Omowunmi Oni-Dandridge

Fashion Plate

Omowunmi Oni-Dandridge is feeding kids’ souls with sewing (and snacks) after school.

By Jessica Bizik
Photography by Chris Crews

Omowunmi Oni-Dandridge has always had a passion for fashion. From a very young age, she loved thrift shopping with her mom—putting together outfits with garments that had a history, a story.

By high school, she started designing her own clothes. (Back then, she had a thing for making apparel using popular logos, like M&Ms and Coca-Cola.) And in 2015, she took a huge leap of faith: quitting her job as an computer programmer to start her own clothing design business called O.N.D. Vintage. (The O.N.D stands for “Old. New. Designed.)

“I enjoyed working in I.T., but it can be very stressful,” she says. “Sewing is very therapeutic for me, so I decided to try to make a business out of doing what I love.”

Despite being a rising entrepreneur and busy mom of three, Omowunmi also felt like she wanted to give back to the community, thanks to a positive experience she had growing up in Baltimore.

“When I was 8, I become a Girl Scout. We had this amazing leader named Mrs. Dolly Jefferson, who taught us many things, including how to hand-sew. I loved her so much, I ended up sticking with her until I was 23 years old, helping to teach the troops that came after mine.”

When Mrs. Jefferson passed away in her 70s, Omowunmi was inspired to create her own program to pass on the skills she had taught her.

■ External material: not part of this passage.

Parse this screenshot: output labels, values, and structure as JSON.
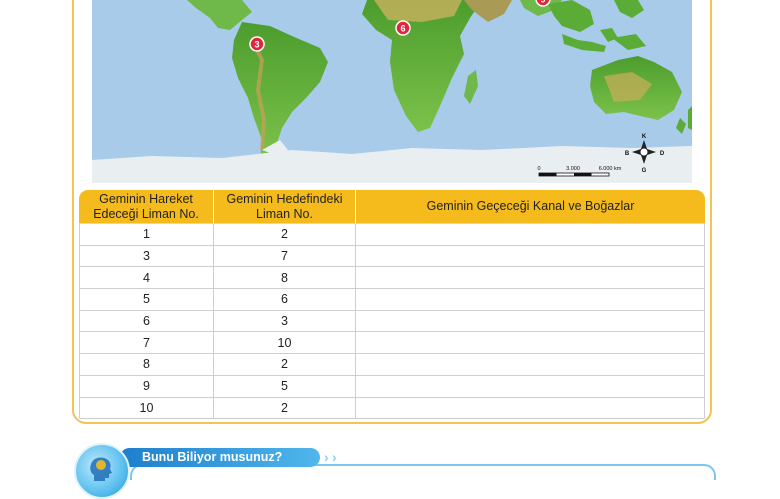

The Sewing Education Workshop (S.E.W.) Youth Project​ is an 8-week workshop designed to teach children ages 9 to 14 how to hand-sew—with some students advancing quickly enough to try a project or two on a sewing machine. So far, both the fall and spring beta sessions at Park Heights Community Center have been a smashing success, with students consistently showing up to listen, learn, and create.

“I tell the kids, as long as they are truly committed, I will try to help them make whatever they want,” says ​Omowunmi, who shows up each week with her tool box, fabric remnants, and sample patterns.​ “One young lady recently make a tutu for her Halloween costume, and the boys really enjoy making bow ties.”

Omowunmi also started bringing snacks after her first two sessions, when she realized how dangerous the neighborhood had become. On both occasions, adults were were injured or killed within feet of the recreation center. So now she makes sure the kids don’t have to leave in the middle of their lessons to grab food at the corner store.

So yes, S.E.W. is helping to keep kids safe. But it’s also making them smarter and happier.

“Sewing actually reinforces things the students are learning in school, like reading, math, and geometry—subjects where they’re not always performing well,” she says. “You can see when the light bulb goes off and they make that connection. But mostly, I think they just enjoy the pride of making something from nothing.”